:: TASK TO CARRY OUT ::
Copy the whole listing verbatim.
---- MATERIAL SHOWN
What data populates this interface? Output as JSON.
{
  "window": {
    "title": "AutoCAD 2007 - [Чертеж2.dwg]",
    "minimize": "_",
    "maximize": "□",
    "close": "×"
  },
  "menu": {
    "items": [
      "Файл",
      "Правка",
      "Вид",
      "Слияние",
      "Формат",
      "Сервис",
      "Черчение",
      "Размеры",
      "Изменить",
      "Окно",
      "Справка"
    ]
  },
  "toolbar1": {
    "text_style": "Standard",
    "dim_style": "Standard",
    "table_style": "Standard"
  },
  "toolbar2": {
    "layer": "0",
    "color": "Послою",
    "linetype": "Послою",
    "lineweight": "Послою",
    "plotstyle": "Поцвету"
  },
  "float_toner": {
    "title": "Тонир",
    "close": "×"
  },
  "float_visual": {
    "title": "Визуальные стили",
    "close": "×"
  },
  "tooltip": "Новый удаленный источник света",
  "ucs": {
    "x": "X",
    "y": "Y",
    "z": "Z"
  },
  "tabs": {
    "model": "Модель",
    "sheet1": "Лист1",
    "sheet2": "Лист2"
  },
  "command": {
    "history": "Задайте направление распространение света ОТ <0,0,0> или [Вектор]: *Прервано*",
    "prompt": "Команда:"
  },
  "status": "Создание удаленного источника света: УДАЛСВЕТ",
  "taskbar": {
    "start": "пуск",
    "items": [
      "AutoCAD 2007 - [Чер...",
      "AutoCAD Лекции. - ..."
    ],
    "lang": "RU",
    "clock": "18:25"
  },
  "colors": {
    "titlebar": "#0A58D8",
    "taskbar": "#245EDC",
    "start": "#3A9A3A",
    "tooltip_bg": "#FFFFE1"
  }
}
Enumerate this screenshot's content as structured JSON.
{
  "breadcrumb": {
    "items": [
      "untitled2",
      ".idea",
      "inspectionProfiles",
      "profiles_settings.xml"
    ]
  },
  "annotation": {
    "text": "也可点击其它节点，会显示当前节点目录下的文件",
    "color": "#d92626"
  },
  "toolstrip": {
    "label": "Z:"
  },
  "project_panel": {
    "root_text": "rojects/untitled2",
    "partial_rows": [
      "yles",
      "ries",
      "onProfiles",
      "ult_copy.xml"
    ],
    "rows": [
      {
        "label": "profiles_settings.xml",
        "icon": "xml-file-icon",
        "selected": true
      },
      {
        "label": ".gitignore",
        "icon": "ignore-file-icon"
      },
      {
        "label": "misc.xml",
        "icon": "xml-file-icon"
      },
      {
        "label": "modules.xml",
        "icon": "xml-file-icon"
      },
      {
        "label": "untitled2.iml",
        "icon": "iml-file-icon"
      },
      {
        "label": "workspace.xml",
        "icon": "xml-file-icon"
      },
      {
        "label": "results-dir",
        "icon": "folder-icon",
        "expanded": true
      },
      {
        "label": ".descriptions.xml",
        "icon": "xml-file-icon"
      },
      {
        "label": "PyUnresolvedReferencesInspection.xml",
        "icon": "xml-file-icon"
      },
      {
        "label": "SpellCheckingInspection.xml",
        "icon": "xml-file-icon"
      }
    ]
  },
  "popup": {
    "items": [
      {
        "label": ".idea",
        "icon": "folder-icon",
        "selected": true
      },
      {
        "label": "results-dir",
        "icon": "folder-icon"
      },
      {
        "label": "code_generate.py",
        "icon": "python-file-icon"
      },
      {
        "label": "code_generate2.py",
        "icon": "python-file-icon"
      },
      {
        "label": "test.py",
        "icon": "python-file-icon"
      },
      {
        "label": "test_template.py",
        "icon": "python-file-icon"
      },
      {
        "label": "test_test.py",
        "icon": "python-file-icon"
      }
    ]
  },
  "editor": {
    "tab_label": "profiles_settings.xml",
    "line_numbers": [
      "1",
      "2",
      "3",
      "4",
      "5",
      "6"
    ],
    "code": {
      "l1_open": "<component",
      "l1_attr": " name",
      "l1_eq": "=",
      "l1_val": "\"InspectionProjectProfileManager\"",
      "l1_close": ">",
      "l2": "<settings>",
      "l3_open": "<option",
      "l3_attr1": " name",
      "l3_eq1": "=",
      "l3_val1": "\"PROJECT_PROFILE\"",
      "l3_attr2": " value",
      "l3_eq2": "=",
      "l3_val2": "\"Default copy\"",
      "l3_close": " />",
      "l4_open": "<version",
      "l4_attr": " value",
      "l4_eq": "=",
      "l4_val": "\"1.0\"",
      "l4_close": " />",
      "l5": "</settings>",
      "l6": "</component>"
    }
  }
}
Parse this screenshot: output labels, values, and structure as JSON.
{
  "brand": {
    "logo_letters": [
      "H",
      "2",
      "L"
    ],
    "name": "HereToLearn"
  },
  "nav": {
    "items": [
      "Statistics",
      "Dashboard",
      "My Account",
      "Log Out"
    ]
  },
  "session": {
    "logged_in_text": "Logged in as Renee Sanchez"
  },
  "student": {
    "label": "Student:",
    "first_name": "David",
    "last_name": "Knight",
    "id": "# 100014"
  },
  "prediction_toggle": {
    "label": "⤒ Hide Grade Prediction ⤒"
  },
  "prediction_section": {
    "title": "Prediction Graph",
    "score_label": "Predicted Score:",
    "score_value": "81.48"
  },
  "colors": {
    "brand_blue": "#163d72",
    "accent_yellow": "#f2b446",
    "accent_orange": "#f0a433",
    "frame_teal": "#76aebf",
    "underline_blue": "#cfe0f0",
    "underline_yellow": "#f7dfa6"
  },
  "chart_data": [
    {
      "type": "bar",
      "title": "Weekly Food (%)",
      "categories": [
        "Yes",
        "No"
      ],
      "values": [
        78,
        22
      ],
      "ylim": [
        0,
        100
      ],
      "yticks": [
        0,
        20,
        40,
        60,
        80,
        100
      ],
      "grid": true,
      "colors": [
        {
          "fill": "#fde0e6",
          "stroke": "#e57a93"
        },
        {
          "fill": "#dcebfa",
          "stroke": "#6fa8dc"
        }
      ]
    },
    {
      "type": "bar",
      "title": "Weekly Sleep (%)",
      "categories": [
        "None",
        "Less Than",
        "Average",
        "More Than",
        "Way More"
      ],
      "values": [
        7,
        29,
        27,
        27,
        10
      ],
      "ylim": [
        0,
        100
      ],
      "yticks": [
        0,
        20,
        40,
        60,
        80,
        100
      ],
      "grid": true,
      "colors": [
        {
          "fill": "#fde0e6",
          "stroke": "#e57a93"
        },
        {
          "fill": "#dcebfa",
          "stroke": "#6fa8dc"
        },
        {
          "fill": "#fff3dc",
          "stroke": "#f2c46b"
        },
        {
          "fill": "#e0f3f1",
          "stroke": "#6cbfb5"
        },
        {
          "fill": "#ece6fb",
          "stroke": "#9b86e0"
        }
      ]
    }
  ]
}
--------
:: ANSWER AREA ::
What data populates this interface? Output as JSON.
{
  "window": {
    "title": "AutoCAD 2007 - [Чертеж2.dwg]",
    "minimize": "_",
    "maximize": "□",
    "close": "×"
  },
  "menu": {
    "items": [
      "Файл",
      "Правка",
      "Вид",
      "Слияние",
      "Формат",
      "Сервис",
      "Черчение",
      "Размеры",
      "Изменить",
      "Окно",
      "Справка"
    ]
  },
  "toolbar1": {
    "text_style": "Standard",
    "dim_style": "Standard",
    "table_style": "Standard"
  },
  "toolbar2": {
    "layer": "0",
    "color": "Послою",
    "linetype": "Послою",
    "lineweight": "Послою",
    "plotstyle": "Поцвету"
  },
  "float_toner": {
    "title": "Тонир",
    "close": "×"
  },
  "float_visual": {
    "title": "Визуальные стили",
    "close": "×"
  },
  "tooltip": "Новый удаленный источник света",
  "ucs": {
    "x": "X",
    "y": "Y",
    "z": "Z"
  },
  "tabs": {
    "model": "Модель",
    "sheet1": "Лист1",
    "sheet2": "Лист2"
  },
  "command": {
    "history": "Задайте направление распространение света ОТ <0,0,0> или [Вектор]: *Прервано*",
    "prompt": "Команда:"
  },
  "status": "Создание удаленного источника света: УДАЛСВЕТ",
  "taskbar": {
    "start": "пуск",
    "items": [
      "AutoCAD 2007 - [Чер...",
      "AutoCAD Лекции. - ..."
    ],
    "lang": "RU",
    "clock": "18:25"
  },
  "colors": {
    "titlebar": "#0A58D8",
    "taskbar": "#245EDC",
    "start": "#3A9A3A",
    "tooltip_bg": "#FFFFE1"
  }
}
Enumerate this screenshot's content as structured JSON.
{
  "breadcrumb": {
    "items": [
      "untitled2",
      ".idea",
      "inspectionProfiles",
      "profiles_settings.xml"
    ]
  },
  "annotation": {
    "text": "也可点击其它节点，会显示当前节点目录下的文件",
    "color": "#d92626"
  },
  "toolstrip": {
    "label": "Z:"
  },
  "project_panel": {
    "root_text": "rojects/untitled2",
    "partial_rows": [
      "yles",
      "ries",
      "onProfiles",
      "ult_copy.xml"
    ],
    "rows": [
      {
        "label": "profiles_settings.xml",
        "icon": "xml-file-icon",
        "selected": true
      },
      {
        "label": ".gitignore",
        "icon": "ignore-file-icon"
      },
      {
        "label": "misc.xml",
        "icon": "xml-file-icon"
      },
      {
        "label": "modules.xml",
        "icon": "xml-file-icon"
      },
      {
        "label": "untitled2.iml",
        "icon": "iml-file-icon"
      },
      {
        "label": "workspace.xml",
        "icon": "xml-file-icon"
      },
      {
        "label": "results-dir",
        "icon": "folder-icon",
        "expanded": true
      },
      {
        "label": ".descriptions.xml",
        "icon": "xml-file-icon"
      },
      {
        "label": "PyUnresolvedReferencesInspection.xml",
        "icon": "xml-file-icon"
      },
      {
        "label": "SpellCheckingInspection.xml",
        "icon": "xml-file-icon"
      }
    ]
  },
  "popup": {
    "items": [
      {
        "label": ".idea",
        "icon": "folder-icon",
        "selected": true
      },
      {
        "label": "results-dir",
        "icon": "folder-icon"
      },
      {
        "label": "code_generate.py",
        "icon": "python-file-icon"
      },
      {
        "label": "code_generate2.py",
        "icon": "python-file-icon"
      },
      {
        "label": "test.py",
        "icon": "python-file-icon"
      },
      {
        "label": "test_template.py",
        "icon": "python-file-icon"
      },
      {
        "label": "test_test.py",
        "icon": "python-file-icon"
      }
    ]
  },
  "editor": {
    "tab_label": "profiles_settings.xml",
    "line_numbers": [
      "1",
      "2",
      "3",
      "4",
      "5",
      "6"
    ],
    "code": {
      "l1_open": "<component",
      "l1_attr": " name",
      "l1_eq": "=",
      "l1_val": "\"InspectionProjectProfileManager\"",
      "l1_close": ">",
      "l2": "<settings>",
      "l3_open": "<option",
      "l3_attr1": " name",
      "l3_eq1": "=",
      "l3_val1": "\"PROJECT_PROFILE\"",
      "l3_attr2": " value",
      "l3_eq2": "=",
      "l3_val2": "\"Default copy\"",
      "l3_close": " />",
      "l4_open": "<version",
      "l4_attr": " value",
      "l4_eq": "=",
      "l4_val": "\"1.0\"",
      "l4_close": " />",
      "l5": "</settings>",
      "l6": "</component>"
    }
  }
}
Parse this screenshot: output labels, values, and structure as JSON.
{
  "brand": {
    "logo_letters": [
      "H",
      "2",
      "L"
    ],
    "name": "HereToLearn"
  },
  "nav": {
    "items": [
      "Statistics",
      "Dashboard",
      "My Account",
      "Log Out"
    ]
  },
  "session": {
    "logged_in_text": "Logged in as Renee Sanchez"
  },
  "student": {
    "label": "Student:",
    "first_name": "David",
    "last_name": "Knight",
    "id": "# 100014"
  },
  "prediction_toggle": {
    "label": "⤒ Hide Grade Prediction ⤒"
  },
  "prediction_section": {
    "title": "Prediction Graph",
    "score_label": "Predicted Score:",
    "score_value": "81.48"
  },
  "colors": {
    "brand_blue": "#163d72",
    "accent_yellow": "#f2b446",
    "accent_orange": "#f0a433",
    "frame_teal": "#76aebf",
    "underline_blue": "#cfe0f0",
    "underline_yellow": "#f7dfa6"
  },
  "chart_data": [
    {
      "type": "bar",
      "title": "Weekly Food (%)",
      "categories": [
        "Yes",
        "No"
      ],
      "values": [
        78,
        22
      ],
      "ylim": [
        0,
        100
      ],
      "yticks": [
        0,
        20,
        40,
        60,
        80,
        100
      ],
      "grid": true,
      "colors": [
        {
          "fill": "#fde0e6",
          "stroke": "#e57a93"
        },
        {
          "fill": "#dcebfa",
          "stroke": "#6fa8dc"
        }
      ]
    },
    {
      "type": "bar",
      "title": "Weekly Sleep (%)",
      "categories": [
        "None",
        "Less Than",
        "Average",
        "More Than",
        "Way More"
      ],
      "values": [
        7,
        29,
        27,
        27,
        10
      ],
      "ylim": [
        0,
        100
      ],
      "yticks": [
        0,
        20,
        40,
        60,
        80,
        100
      ],
      "grid": true,
      "colors": [
        {
          "fill": "#fde0e6",
          "stroke": "#e57a93"
        },
        {
          "fill": "#dcebfa",
          "stroke": "#6fa8dc"
        },
        {
          "fill": "#fff3dc",
          "stroke": "#f2c46b"
        },
        {
          "fill": "#e0f3f1",
          "stroke": "#6cbfb5"
        },
        {
          "fill": "#ece6fb",
          "stroke": "#9b86e0"
        }
      ]
    }
  ]
}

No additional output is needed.